Father John Guthrie recently sat down with The Bridge after joining the Mundelein Seminary faculty over the summer as a director of worship and formation advisor. The following interview conducted by seminarian Jared Rutnicki provides an opportunity to learn about Father Guthrie’s history, goals, and a few fun random facts.
How did you find your priestly vocation and hear your call?
“Thoughts of a priestly vocation began early in my life. I was a little boy when I first started “celebrating” Mass in the living room. After high school, I went to St. John’s, a Benedictine college in Minnesota. Then I taught in an all-black Catholic high school in Montgomery, Alabama. There, I lived with priests who each had their unique personality and gifts. I realized I could be totally who I was as a person and also be a priest. God accepts and forms our own individual humanity. As I lived and prayed with the priests, the thought of seminary kept coming back.
I attended the North American College and the Gregorian University in Rome. The best part about being in Rome was the catholicity. I loved going to papal audiences, Urbi et Orbi addresses, and seeing people from all continents. In particular, I remember a particular Pentecost Vigil when the Veni Sancte Spiritus was sung, each verse in a different language. It was like another Pentecost.”
What are some assignments you’ve had in the past?“
My love and my passion is being in a parish. I’ve been the pastor of four parishes (some clustered), ranging in size from 15 families to 1,500 families. I spent three years on staff at the United States Conference of Catholic Bishops in Washington serving in the office for Clergy, Consecrated Life, and Vocations. I was also vicar general for the Diocese of Bismarck.
I have been blessed with a lot of perspectives on the Church. I know what it is to see things from the perspective of the parish and an entire diocese as well as from the national and international perspective. All of these have expanded my vision of the Church.”
What are some of your hobbies?
Who is your favorite artist or artwork?“I like to play golf, keep up with friends, read, and go to art museums. I’m partial to authors like Graham Greene, Dostoyevsky, and Mann. Good literature and art help one to see grace and beauty in the midst of life. It opens your eyes and having a sense of beauty is crucial in the life of a priest, especially in preaching and celebrating the sacraments. Beauty is an important part of liturgy and helps people enter into the faith; it helps to develop one’s human spirit and a sense of compassion and empathy.”
Who inspires you?
“My parents. They were interesting … and interested … people. They had an openness and a curious spirit. In high school, I had an elderly teacher who was a Benedictine nun who introduced me to the liberal arts. A professor in college, Father Godfrey Diekmann, taught patristics and made me feel like I was in the presence of the Fathers. These teachers were wonderful because they had incredible knowledge and a passion for their material.
My ordaining bishop was an incredible leader. He had an expansive vision of the Church and was constantly thinking outside the box. I also had a fantastic spiritual director in seminary, Father George Aschenbrenner, SJ. He introduced me to Ignatian spirituality and showed me how relevant it is for the diocesan priesthood.”
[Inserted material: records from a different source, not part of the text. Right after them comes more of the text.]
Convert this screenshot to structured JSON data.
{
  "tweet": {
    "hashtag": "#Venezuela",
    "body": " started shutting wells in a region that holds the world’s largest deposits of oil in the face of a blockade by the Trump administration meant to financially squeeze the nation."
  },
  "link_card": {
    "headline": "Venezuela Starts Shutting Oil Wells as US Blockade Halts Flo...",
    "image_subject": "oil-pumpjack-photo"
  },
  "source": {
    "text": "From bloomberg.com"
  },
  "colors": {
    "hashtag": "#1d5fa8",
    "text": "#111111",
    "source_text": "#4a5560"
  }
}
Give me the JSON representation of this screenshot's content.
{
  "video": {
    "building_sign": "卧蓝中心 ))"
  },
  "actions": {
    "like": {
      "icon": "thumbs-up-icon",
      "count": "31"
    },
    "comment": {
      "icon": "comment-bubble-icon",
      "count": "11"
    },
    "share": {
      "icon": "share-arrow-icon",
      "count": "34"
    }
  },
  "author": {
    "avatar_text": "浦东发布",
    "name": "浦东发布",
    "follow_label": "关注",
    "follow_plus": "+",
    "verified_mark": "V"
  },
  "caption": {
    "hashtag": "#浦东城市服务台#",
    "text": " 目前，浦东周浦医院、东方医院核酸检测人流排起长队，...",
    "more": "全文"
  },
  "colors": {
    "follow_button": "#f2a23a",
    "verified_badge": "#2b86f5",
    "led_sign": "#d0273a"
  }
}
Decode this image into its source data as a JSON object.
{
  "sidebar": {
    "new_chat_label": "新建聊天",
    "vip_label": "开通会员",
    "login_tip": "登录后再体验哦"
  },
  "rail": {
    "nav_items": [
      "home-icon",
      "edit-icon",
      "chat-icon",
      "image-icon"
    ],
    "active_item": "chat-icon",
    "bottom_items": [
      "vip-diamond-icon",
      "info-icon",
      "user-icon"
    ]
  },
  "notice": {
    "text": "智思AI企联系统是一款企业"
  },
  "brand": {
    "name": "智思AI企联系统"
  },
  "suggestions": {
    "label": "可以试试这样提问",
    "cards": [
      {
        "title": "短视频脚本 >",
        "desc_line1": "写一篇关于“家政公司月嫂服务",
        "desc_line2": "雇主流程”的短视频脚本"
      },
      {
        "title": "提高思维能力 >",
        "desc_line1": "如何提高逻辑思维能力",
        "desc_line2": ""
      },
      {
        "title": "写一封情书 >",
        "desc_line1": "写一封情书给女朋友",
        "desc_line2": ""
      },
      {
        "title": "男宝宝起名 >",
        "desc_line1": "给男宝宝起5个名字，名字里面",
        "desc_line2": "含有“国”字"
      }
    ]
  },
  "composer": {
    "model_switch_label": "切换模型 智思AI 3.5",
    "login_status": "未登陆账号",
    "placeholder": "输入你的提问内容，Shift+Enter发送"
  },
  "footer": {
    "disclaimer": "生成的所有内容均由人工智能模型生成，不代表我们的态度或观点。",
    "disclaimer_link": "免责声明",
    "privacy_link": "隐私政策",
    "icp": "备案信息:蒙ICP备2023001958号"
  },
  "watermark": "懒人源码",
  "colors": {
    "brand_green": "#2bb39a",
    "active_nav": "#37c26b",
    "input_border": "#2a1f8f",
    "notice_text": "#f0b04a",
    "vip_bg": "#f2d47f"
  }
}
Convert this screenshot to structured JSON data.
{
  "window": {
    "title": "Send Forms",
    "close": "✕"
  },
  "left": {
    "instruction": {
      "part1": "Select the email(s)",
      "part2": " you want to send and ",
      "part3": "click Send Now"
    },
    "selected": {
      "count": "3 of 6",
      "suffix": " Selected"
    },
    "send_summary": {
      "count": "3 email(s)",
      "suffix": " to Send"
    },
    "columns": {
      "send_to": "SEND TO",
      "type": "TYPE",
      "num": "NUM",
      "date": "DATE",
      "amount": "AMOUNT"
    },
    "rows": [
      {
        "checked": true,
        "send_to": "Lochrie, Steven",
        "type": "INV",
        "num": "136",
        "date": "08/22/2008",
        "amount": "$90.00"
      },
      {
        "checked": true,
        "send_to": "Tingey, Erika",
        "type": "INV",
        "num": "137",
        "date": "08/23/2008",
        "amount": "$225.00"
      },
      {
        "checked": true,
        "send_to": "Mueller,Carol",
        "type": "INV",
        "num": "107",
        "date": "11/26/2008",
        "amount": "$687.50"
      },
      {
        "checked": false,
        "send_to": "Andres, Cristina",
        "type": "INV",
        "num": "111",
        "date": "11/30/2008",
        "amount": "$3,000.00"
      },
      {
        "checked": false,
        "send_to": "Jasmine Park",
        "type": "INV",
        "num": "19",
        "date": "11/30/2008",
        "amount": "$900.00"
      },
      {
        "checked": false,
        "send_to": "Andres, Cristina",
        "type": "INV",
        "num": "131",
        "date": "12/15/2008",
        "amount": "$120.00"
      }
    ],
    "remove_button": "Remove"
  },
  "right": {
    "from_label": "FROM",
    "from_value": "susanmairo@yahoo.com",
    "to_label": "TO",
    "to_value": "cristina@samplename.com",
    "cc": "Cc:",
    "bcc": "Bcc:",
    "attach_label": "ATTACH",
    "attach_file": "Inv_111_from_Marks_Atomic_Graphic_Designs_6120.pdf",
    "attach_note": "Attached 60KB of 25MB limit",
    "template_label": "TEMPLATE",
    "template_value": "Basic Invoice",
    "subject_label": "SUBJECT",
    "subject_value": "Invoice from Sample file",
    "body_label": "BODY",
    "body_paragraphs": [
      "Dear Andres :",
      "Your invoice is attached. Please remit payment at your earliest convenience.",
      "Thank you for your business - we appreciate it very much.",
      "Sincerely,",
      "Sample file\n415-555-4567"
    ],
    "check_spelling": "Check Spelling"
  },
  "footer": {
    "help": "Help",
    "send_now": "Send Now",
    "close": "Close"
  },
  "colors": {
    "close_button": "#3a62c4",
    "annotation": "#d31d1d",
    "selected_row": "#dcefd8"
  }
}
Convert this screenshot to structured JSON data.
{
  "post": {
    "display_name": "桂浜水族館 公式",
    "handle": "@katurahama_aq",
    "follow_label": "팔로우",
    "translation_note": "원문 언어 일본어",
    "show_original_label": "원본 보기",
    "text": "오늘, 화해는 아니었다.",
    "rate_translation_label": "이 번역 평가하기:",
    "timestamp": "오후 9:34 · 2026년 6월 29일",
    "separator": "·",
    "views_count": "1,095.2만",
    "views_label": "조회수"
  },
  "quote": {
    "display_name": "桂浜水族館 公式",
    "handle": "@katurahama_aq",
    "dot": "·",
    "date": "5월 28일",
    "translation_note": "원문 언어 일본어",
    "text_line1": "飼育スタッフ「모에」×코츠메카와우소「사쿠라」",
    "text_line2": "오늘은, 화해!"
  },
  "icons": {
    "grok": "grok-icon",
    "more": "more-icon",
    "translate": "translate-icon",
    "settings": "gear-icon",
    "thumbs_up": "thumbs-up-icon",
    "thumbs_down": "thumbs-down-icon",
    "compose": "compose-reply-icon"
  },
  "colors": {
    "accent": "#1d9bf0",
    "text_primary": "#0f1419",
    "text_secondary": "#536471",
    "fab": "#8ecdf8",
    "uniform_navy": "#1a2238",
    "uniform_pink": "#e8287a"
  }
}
What are you looking forward to the most about working here?
“When you’re in a parish, your parishioners are the focus of your ministry. Here, the seminarians are. I’m looking forward to teaching the seminarians and learning from them. I will be 60 next year and hanging around with a younger generation brings new energy and zeal. I’m excited about what I have to offer them but also about what they have to offer me.
I’ve been celebrating liturgy for many years. What I love about liturgy is that it incarnates theology. Everything about liturgy flows from the theological disciplines. This new assignment gives me the opportunity to reflect on these things with the staff and seminarians here.
I said yes to this assignment because I saw it as an opportunity to grow. When one is ordained, you don’t know what’s going to be asked of you, but you have to be available to do it. Being available is essential to being a priest. I’m grateful to be here.”
Jared Rutnicki is a third-year theologian studying for the Diocese of Joliet.